[Component data from apps and pages]
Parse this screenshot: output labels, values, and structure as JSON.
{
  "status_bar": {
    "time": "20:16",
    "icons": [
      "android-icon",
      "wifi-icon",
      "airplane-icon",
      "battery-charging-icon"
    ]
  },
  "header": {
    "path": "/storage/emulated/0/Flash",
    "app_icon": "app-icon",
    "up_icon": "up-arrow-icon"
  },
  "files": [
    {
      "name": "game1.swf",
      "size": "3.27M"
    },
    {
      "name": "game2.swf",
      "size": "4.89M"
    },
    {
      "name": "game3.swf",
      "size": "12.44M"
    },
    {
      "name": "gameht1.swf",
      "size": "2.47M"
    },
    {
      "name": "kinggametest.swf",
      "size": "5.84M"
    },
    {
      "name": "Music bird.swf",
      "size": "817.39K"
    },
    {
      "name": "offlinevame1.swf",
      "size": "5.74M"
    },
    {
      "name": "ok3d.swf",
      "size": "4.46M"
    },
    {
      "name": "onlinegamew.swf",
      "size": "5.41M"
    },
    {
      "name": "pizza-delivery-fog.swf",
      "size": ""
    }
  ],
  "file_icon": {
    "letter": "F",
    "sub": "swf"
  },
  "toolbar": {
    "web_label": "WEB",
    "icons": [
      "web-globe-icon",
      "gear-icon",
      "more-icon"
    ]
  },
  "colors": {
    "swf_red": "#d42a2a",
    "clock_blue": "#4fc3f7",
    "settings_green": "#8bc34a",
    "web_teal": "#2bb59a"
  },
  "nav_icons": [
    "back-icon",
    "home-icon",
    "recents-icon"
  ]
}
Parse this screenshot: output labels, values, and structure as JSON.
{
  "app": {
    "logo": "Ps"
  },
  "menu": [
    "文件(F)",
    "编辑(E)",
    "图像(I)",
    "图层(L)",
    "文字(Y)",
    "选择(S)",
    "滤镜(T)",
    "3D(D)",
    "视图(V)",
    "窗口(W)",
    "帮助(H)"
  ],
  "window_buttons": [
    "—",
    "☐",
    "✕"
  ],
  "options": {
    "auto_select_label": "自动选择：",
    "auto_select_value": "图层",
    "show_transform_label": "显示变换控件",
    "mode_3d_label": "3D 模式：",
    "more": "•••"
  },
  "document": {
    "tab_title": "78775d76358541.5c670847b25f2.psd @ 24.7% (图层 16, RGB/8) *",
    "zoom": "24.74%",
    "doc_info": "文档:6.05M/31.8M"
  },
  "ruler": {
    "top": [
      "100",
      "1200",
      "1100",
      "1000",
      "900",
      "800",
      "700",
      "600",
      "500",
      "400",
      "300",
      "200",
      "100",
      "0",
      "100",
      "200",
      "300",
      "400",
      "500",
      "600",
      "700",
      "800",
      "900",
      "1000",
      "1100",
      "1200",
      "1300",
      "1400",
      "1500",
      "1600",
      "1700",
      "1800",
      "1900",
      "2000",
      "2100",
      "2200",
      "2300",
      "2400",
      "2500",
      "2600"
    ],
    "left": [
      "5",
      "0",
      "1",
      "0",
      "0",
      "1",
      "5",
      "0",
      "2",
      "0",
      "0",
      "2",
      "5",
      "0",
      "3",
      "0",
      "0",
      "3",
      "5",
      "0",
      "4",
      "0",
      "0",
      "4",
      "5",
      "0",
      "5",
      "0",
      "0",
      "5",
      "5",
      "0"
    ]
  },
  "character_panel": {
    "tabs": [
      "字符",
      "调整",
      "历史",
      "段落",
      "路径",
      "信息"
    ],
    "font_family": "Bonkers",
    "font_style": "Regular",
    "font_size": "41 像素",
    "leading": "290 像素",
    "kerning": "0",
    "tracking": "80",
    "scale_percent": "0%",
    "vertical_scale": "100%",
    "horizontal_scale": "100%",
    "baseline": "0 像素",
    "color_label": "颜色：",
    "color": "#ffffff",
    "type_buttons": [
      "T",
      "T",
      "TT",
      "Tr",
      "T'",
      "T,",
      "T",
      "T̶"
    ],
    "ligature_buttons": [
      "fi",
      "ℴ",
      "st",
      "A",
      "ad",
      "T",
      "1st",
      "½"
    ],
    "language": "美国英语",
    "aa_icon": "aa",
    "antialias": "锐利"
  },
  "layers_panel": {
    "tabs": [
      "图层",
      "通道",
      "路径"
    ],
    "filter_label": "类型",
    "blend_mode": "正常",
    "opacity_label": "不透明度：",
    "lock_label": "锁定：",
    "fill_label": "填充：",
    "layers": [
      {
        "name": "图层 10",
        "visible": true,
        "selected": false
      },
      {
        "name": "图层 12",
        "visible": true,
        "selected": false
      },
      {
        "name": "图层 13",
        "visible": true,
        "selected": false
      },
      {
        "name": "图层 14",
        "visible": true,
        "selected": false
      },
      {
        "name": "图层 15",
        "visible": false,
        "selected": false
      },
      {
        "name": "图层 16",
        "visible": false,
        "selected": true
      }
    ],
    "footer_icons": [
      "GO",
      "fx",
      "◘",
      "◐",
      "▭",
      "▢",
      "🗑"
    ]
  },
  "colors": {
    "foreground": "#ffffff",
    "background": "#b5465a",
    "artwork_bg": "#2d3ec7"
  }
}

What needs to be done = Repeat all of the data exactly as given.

Result of the exercise =
Parse this screenshot: output labels, values, and structure as JSON.
{
  "status_bar": {
    "time": "20:16",
    "icons": [
      "android-icon",
      "wifi-icon",
      "airplane-icon",
      "battery-charging-icon"
    ]
  },
  "header": {
    "path": "/storage/emulated/0/Flash",
    "app_icon": "app-icon",
    "up_icon": "up-arrow-icon"
  },
  "files": [
    {
      "name": "game1.swf",
      "size": "3.27M"
    },
    {
      "name": "game2.swf",
      "size": "4.89M"
    },
    {
      "name": "game3.swf",
      "size": "12.44M"
    },
    {
      "name": "gameht1.swf",
      "size": "2.47M"
    },
    {
      "name": "kinggametest.swf",
      "size": "5.84M"
    },
    {
      "name": "Music bird.swf",
      "size": "817.39K"
    },
    {
      "name": "offlinevame1.swf",
      "size": "5.74M"
    },
    {
      "name": "ok3d.swf",
      "size": "4.46M"
    },
    {
      "name": "onlinegamew.swf",
      "size": "5.41M"
    },
    {
      "name": "pizza-delivery-fog.swf",
      "size": ""
    }
  ],
  "file_icon": {
    "letter": "F",
    "sub": "swf"
  },
  "toolbar": {
    "web_label": "WEB",
    "icons": [
      "web-globe-icon",
      "gear-icon",
      "more-icon"
    ]
  },
  "colors": {
    "swf_red": "#d42a2a",
    "clock_blue": "#4fc3f7",
    "settings_green": "#8bc34a",
    "web_teal": "#2bb59a"
  },
  "nav_icons": [
    "back-icon",
    "home-icon",
    "recents-icon"
  ]
}
Parse this screenshot: output labels, values, and structure as JSON.
{
  "app": {
    "logo": "Ps"
  },
  "menu": [
    "文件(F)",
    "编辑(E)",
    "图像(I)",
    "图层(L)",
    "文字(Y)",
    "选择(S)",
    "滤镜(T)",
    "3D(D)",
    "视图(V)",
    "窗口(W)",
    "帮助(H)"
  ],
  "window_buttons": [
    "—",
    "☐",
    "✕"
  ],
  "options": {
    "auto_select_label": "自动选择：",
    "auto_select_value": "图层",
    "show_transform_label": "显示变换控件",
    "mode_3d_label": "3D 模式：",
    "more": "•••"
  },
  "document": {
    "tab_title": "78775d76358541.5c670847b25f2.psd @ 24.7% (图层 16, RGB/8) *",
    "zoom": "24.74%",
    "doc_info": "文档:6.05M/31.8M"
  },
  "ruler": {
    "top": [
      "100",
      "1200",
      "1100",
      "1000",
      "900",
      "800",
      "700",
      "600",
      "500",
      "400",
      "300",
      "200",
      "100",
      "0",
      "100",
      "200",
      "300",
      "400",
      "500",
      "600",
      "700",
      "800",
      "900",
      "1000",
      "1100",
      "1200",
      "1300",
      "1400",
      "1500",
      "1600",
      "1700",
      "1800",
      "1900",
      "2000",
      "2100",
      "2200",
      "2300",
      "2400",
      "2500",
      "2600"
    ],
    "left": [
      "5",
      "0",
      "1",
      "0",
      "0",
      "1",
      "5",
      "0",
      "2",
      "0",
      "0",
      "2",
      "5",
      "0",
      "3",
      "0",
      "0",
      "3",
      "5",
      "0",
      "4",
      "0",
      "0",
      "4",
      "5",
      "0",
      "5",
      "0",
      "0",
      "5",
      "5",
      "0"
    ]
  },
  "character_panel": {
    "tabs": [
      "字符",
      "调整",
      "历史",
      "段落",
      "路径",
      "信息"
    ],
    "font_family": "Bonkers",
    "font_style": "Regular",
    "font_size": "41 像素",
    "leading": "290 像素",
    "kerning": "0",
    "tracking": "80",
    "scale_percent": "0%",
    "vertical_scale": "100%",
    "horizontal_scale": "100%",
    "baseline": "0 像素",
    "color_label": "颜色：",
    "color": "#ffffff",
    "type_buttons": [
      "T",
      "T",
      "TT",
      "Tr",
      "T'",
      "T,",
      "T",
      "T̶"
    ],
    "ligature_buttons": [
      "fi",
      "ℴ",
      "st",
      "A",
      "ad",
      "T",
      "1st",
      "½"
    ],
    "language": "美国英语",
    "aa_icon": "aa",
    "antialias": "锐利"
  },
  "layers_panel": {
    "tabs": [
      "图层",
      "通道",
      "路径"
    ],
    "filter_label": "类型",
    "blend_mode": "正常",
    "opacity_label": "不透明度：",
    "lock_label": "锁定：",
    "fill_label": "填充：",
    "layers": [
      {
        "name": "图层 10",
        "visible": true,
        "selected": false
      },
      {
        "name": "图层 12",
        "visible": true,
        "selected": false
      },
      {
        "name": "图层 13",
        "visible": true,
        "selected": false
      },
      {
        "name": "图层 14",
        "visible": true,
        "selected": false
      },
      {
        "name": "图层 15",
        "visible": false,
        "selected": false
      },
      {
        "name": "图层 16",
        "visible": false,
        "selected": true
      }
    ],
    "footer_icons": [
      "GO",
      "fx",
      "◘",
      "◐",
      "▭",
      "▢",
      "🗑"
    ]
  },
  "colors": {
    "foreground": "#ffffff",
    "background": "#b5465a",
    "artwork_bg": "#2d3ec7"
  }
}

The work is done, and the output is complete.